The force of gravity is very small because the astronaut is far away from the planet.

The spaceship is in free fall.

The gravitational pull from the sun cancels out the gravitational pull from the earth.

Consider a neutron star with a mass equal to the sun, a radius of 10 km, and a rotation period of 1.0 s. What is the radius of a geosynchronous orbit about the neutron star? The mass of the sun can be found in the formula sheet above.

In 2014, the European Space Agency placed a satellite in orbit around comet 67P/Churyumov-Gerasimenko and then landed a probe on the surface. The actual orbit was elliptical, but we can approximate it as a 50 km diameter circular orbit with a period of 11 days.

A 2.2 \times 10^{21} \, \text{kg} moon orbits a distant planet in a circular orbit of radius 1.5 \times 10^8 \, \text{m}. It experiences a 1.1 \times 10^{19} \, \text{N} gravitational pull from the planet. What is the moon's orbital period in earth days?

### Unit 3 Recap

Take a second to read the Unit 3 Speed Recap. This goes over **everything** you learned (in 5 minutes). Moreover, be sure to get in tons of practice in using UBQ. These questions are hand selected for you to master the concepts you learned!

### Unit 4 Preview

Congrats! You finished Unit 3.

It’s time to move on to Unit 4 Energy.

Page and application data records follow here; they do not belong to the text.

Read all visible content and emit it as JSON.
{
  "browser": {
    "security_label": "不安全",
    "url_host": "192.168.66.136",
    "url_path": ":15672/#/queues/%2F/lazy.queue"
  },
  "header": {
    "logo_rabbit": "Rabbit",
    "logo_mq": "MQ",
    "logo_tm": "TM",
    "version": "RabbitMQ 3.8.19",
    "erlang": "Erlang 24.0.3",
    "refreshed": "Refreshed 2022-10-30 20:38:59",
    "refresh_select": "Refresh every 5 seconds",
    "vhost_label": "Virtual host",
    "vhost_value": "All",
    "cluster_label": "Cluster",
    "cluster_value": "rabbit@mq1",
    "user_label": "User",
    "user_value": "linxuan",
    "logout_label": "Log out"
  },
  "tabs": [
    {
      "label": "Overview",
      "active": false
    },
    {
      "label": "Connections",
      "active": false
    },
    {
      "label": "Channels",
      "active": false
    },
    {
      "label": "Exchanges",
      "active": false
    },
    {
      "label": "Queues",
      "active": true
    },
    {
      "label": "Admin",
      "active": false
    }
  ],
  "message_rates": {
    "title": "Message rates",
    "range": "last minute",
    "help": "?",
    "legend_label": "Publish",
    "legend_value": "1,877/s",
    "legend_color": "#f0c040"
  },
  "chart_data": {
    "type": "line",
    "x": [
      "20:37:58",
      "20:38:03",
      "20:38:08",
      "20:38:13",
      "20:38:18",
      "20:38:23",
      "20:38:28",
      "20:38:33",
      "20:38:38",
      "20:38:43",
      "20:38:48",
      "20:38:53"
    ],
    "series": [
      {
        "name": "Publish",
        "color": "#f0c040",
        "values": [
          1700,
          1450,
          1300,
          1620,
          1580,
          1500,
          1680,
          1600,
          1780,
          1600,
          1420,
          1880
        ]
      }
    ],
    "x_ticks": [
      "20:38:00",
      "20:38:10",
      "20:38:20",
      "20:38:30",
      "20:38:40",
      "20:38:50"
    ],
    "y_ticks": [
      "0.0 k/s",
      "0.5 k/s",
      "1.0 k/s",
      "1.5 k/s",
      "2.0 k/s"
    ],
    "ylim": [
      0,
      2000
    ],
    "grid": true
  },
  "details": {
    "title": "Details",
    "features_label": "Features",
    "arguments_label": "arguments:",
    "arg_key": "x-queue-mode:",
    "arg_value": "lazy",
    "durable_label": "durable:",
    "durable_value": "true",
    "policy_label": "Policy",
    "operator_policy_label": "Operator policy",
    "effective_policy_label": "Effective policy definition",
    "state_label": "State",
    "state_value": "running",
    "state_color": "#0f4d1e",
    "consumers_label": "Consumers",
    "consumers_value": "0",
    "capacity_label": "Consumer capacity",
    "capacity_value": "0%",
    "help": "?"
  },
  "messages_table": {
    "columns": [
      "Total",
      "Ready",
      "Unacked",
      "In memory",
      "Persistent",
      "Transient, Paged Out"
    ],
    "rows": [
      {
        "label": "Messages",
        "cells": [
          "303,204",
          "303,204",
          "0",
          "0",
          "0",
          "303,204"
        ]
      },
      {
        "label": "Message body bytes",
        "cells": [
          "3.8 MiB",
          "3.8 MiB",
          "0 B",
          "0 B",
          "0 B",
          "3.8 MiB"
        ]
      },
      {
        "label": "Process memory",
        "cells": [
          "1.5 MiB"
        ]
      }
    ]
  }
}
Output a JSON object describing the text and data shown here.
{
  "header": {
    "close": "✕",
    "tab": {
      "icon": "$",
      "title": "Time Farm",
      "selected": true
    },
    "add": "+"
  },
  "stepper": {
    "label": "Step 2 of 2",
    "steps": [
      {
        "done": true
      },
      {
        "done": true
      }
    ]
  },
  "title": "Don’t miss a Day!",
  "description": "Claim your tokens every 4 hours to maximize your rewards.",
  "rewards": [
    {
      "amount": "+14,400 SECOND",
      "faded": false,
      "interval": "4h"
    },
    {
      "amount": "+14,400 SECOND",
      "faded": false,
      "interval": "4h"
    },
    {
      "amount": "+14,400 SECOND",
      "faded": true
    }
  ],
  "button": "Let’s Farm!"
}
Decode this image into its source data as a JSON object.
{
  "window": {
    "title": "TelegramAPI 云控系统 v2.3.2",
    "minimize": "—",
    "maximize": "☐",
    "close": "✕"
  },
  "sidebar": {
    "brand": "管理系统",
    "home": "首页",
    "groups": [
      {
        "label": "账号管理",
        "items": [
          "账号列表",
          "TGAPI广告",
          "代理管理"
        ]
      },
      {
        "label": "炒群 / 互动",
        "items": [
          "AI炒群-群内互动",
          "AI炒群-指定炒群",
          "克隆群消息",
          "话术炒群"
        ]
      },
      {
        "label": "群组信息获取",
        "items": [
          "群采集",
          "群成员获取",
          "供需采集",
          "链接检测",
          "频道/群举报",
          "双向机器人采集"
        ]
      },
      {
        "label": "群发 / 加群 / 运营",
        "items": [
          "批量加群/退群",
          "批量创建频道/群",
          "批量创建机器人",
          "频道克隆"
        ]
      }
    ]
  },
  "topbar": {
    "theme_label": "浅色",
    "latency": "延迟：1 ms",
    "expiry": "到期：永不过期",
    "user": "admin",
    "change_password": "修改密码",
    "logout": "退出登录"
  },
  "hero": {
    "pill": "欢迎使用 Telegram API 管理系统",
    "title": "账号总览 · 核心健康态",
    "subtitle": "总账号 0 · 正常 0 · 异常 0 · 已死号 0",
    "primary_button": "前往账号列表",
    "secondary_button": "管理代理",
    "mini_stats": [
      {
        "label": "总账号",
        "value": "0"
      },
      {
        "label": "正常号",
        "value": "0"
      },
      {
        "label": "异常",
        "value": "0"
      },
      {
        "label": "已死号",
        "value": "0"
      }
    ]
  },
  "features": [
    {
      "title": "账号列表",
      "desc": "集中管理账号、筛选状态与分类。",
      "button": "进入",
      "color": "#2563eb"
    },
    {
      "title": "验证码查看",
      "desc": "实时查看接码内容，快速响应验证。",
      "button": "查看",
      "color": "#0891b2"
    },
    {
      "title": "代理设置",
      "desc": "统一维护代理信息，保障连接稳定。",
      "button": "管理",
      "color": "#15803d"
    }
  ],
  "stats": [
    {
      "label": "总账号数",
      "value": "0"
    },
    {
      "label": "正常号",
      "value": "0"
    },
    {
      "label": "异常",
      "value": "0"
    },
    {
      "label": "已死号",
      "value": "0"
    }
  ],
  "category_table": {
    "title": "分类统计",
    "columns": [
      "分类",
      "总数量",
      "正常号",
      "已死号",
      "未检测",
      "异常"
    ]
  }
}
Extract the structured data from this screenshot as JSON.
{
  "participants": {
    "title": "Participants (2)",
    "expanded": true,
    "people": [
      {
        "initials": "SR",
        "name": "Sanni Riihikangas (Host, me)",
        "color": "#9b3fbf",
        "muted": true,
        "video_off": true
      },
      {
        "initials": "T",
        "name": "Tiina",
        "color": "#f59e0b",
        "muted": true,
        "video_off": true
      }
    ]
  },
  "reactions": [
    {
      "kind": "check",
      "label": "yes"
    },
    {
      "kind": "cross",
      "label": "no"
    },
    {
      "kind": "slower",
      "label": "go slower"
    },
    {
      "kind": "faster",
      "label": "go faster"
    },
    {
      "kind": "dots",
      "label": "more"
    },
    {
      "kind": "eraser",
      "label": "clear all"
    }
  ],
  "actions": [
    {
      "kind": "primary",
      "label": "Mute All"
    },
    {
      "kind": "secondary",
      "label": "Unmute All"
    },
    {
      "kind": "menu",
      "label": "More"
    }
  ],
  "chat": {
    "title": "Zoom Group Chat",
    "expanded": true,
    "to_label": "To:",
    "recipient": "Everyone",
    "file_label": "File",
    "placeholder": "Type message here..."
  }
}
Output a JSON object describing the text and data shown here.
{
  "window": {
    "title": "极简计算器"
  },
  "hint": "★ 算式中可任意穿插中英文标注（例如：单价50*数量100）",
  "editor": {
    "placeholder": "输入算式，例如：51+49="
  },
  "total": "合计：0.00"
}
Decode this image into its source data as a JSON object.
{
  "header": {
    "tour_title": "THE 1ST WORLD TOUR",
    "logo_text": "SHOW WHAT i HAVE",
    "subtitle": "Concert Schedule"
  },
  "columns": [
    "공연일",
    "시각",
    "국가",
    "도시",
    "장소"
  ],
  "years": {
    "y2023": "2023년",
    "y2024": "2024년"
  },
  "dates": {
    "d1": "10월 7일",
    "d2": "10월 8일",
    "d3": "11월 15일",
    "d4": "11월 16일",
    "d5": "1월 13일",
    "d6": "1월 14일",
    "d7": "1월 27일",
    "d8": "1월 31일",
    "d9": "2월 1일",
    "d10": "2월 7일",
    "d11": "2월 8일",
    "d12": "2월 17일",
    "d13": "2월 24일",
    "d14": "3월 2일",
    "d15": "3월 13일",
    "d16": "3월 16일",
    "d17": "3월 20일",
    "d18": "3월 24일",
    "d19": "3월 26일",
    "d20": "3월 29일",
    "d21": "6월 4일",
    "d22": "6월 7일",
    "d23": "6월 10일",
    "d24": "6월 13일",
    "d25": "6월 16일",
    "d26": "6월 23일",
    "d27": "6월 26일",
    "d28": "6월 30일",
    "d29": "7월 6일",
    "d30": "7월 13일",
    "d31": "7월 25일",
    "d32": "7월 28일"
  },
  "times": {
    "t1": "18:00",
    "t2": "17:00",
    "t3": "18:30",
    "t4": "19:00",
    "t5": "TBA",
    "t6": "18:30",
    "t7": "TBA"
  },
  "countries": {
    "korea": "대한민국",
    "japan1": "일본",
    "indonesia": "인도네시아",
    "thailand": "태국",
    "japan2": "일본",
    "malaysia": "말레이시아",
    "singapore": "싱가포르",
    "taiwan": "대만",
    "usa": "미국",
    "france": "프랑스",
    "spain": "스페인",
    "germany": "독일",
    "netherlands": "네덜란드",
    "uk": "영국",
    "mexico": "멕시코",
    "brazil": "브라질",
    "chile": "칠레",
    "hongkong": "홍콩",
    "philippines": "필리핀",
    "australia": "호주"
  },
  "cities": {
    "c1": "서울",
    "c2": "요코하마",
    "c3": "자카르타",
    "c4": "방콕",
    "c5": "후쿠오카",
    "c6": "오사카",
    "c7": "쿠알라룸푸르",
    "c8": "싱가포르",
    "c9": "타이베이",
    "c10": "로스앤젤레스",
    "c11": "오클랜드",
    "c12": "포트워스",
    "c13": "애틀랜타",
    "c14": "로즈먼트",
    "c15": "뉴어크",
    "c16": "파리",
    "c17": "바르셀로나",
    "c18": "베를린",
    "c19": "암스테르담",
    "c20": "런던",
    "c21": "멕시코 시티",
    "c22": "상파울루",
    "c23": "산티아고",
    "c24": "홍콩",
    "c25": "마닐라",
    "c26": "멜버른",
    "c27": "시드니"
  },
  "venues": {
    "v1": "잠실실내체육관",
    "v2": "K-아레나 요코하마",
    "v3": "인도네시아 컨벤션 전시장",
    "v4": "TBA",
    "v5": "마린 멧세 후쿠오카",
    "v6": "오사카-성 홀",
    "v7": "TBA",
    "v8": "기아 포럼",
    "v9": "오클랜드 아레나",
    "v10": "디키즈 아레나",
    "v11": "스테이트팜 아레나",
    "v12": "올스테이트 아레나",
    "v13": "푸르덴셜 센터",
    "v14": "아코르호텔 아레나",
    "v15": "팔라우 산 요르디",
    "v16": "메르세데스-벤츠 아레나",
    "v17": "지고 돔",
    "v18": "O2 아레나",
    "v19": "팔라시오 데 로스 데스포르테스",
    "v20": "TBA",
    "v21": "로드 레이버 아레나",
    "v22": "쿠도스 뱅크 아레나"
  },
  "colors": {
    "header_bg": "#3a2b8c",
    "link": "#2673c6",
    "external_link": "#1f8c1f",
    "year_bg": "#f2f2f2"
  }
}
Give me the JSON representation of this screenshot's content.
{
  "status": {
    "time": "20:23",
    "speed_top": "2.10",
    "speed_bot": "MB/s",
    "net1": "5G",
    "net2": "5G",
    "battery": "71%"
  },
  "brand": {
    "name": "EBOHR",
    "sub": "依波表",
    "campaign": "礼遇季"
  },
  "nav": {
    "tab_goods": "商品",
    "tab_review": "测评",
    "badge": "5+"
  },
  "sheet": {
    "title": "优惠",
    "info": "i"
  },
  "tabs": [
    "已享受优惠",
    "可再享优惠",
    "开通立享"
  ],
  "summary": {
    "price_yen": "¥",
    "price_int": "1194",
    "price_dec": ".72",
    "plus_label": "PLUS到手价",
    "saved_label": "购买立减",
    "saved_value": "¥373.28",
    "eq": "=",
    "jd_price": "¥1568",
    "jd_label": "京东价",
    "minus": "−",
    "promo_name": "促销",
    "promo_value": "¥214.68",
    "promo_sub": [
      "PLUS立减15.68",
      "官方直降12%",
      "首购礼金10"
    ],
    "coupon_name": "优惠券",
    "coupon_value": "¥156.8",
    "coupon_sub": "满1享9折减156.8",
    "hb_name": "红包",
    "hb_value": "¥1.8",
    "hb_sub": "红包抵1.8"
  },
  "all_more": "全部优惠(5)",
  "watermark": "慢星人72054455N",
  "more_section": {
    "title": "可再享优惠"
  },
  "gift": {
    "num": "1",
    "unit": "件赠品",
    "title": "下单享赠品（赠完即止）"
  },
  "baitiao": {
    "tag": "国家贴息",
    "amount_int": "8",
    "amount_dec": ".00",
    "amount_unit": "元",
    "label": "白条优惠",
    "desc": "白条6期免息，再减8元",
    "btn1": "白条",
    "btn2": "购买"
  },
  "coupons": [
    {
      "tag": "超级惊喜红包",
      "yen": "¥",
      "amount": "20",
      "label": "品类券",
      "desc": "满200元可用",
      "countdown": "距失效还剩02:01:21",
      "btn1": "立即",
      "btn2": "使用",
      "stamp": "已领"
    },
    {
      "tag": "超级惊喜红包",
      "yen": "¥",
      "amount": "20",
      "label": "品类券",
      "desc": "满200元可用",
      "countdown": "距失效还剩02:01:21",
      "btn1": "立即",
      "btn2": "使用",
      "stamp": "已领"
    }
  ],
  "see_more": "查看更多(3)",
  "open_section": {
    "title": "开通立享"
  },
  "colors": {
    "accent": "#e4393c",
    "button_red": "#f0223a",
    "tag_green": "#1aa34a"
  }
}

This unit marks the halfway point and is one of the easier to understand topics!